Editorial Board   

Mr. Pedersen

Glenn Pedersen

President, Encore Enterprises

Glenn Pedersen began his career as President of Pineapple Management Services in 1994. His responsibilities were to oversee hotel development, construction, design and management, including contract negotiations, guest and employee satisfaction, capital expenditure planning, budgeting and the day-to-day operations of all hotels. Mr. Pedersen has been involved in the hotel industry for over 34 years, starting out his career as a Front Office Manager of the Royal Sonesta Hotel in New Orleans, Louisiana in 1976. Mr. Pedersen began working for Marriott International in 1980 where he was assigned to the New Orleans Marriott full service hotel. After 4 years in the full service hotel Division he opened his first Marriott hotel in Columbus, Georgia, which produced $2.5 million dollars in annual sales in the first year. Mr. Pedersen was later promoted to the Marriott Corporation/Courtyard Division Regional Director of rooms in 1987, where, during the course of 14 months, oversaw the opening of 25 hotels. In November of 1987, Mr. Pedersen was promoted again to Regional Manager of the Courtyard/Fairfield Inn division in Georgia and Alabama, where he supervised the complete strategic and operational responsibility of 29 Courtyard and Fairfield Inns, representing over $75 million dollars in sales. At that time, Mr. Pedersen achieved the highest market share and yield goals in the Southeastern United States, and was one out of only four managers to qualify for Courtyard Division Achievement Forum recognition program in seven-out-of-seven years. Mr. Pedersen is certified in the SRI-Applicant Selector process.
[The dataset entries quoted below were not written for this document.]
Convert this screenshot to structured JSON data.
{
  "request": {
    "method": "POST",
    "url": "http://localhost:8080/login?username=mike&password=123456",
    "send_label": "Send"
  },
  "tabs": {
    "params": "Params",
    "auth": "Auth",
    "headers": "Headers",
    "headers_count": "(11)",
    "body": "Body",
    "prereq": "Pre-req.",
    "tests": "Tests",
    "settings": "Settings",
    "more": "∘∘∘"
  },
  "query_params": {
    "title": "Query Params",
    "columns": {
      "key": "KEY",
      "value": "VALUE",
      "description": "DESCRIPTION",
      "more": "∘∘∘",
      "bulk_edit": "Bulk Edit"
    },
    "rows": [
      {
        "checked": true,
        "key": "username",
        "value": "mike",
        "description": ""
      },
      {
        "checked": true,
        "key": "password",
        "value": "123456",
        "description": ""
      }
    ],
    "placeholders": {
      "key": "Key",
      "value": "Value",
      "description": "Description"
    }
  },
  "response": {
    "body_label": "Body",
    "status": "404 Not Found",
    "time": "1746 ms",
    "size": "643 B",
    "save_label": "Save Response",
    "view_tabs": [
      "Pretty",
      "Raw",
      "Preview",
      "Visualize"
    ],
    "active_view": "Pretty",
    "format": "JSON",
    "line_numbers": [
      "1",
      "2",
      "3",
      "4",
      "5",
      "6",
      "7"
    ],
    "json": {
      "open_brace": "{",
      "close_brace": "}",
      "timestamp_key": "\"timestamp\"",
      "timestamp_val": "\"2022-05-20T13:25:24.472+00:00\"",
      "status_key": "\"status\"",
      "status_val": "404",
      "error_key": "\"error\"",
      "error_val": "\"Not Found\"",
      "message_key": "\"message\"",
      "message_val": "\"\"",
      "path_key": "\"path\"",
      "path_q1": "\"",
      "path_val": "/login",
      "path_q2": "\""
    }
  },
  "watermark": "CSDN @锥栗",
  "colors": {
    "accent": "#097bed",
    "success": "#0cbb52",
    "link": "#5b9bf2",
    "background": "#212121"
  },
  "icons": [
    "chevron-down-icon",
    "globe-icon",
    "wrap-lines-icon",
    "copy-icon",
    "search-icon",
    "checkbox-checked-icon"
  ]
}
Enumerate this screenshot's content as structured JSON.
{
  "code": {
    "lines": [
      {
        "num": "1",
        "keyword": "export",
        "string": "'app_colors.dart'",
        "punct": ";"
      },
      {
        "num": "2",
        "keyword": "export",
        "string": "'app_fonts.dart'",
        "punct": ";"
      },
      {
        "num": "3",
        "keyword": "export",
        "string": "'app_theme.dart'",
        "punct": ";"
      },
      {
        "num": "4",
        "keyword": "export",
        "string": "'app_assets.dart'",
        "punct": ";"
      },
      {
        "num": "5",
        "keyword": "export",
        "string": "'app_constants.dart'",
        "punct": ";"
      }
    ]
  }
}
Mr. Pedersen can be contacted at 214-259-7018 or gpedersen@encore.bz

Coming up in July 2020...

Hotel Spa: Back to Nature

As the Wellness Industry continues to expand, hotel spas are also diversifying, placing a greater emphasis on overall well-being. For some spas, this means providing clients with all-inclusive packages that include fitness classes, healthy dining, and offsite leisure activities, in addition to their core services. For example, spas near ski resorts are offering packages that include lift passes, pre-ski yoga sessions, after-ski dinners and spa treatments. Other spas are offering packages that include massages, saunas, mineral baths, hot springs, and recreational hiking and snowmobile activities. These kinds of spa offerings are also part of a "Back to Nature" movement that encourages guests to get out and experience the healing qualities of nature. One such therapy is the Japanese practice known as "forest bathing" which has become popular with spas that are near wooded areas. This practice relies on the ancient power of a forest for promoting a sense of health and well-being. Other spas are incorporating precious metals and stones into their health and beauty treatments - such as silver, gold, pearls and amber. Silver ion baths relax the body and mind, reduce fatigue, and restore energy balance. Gold keeps skin radiant and can even treat various skin diseases and infections, due to its antibacterial qualities. Amber is used to calm the nervous system and to relieve stress. Other natural products and therapies that are increasingly in demand include sound therapy, cryotherapy, infra-red saunas, and even CBD oil, which is being used in massages, facials and foot scrubs, providing a new form of stress relief. The July issue of the Hotel Business Review will document these trends and other new developments, and report on how some hotel spas are integrating them into their operations.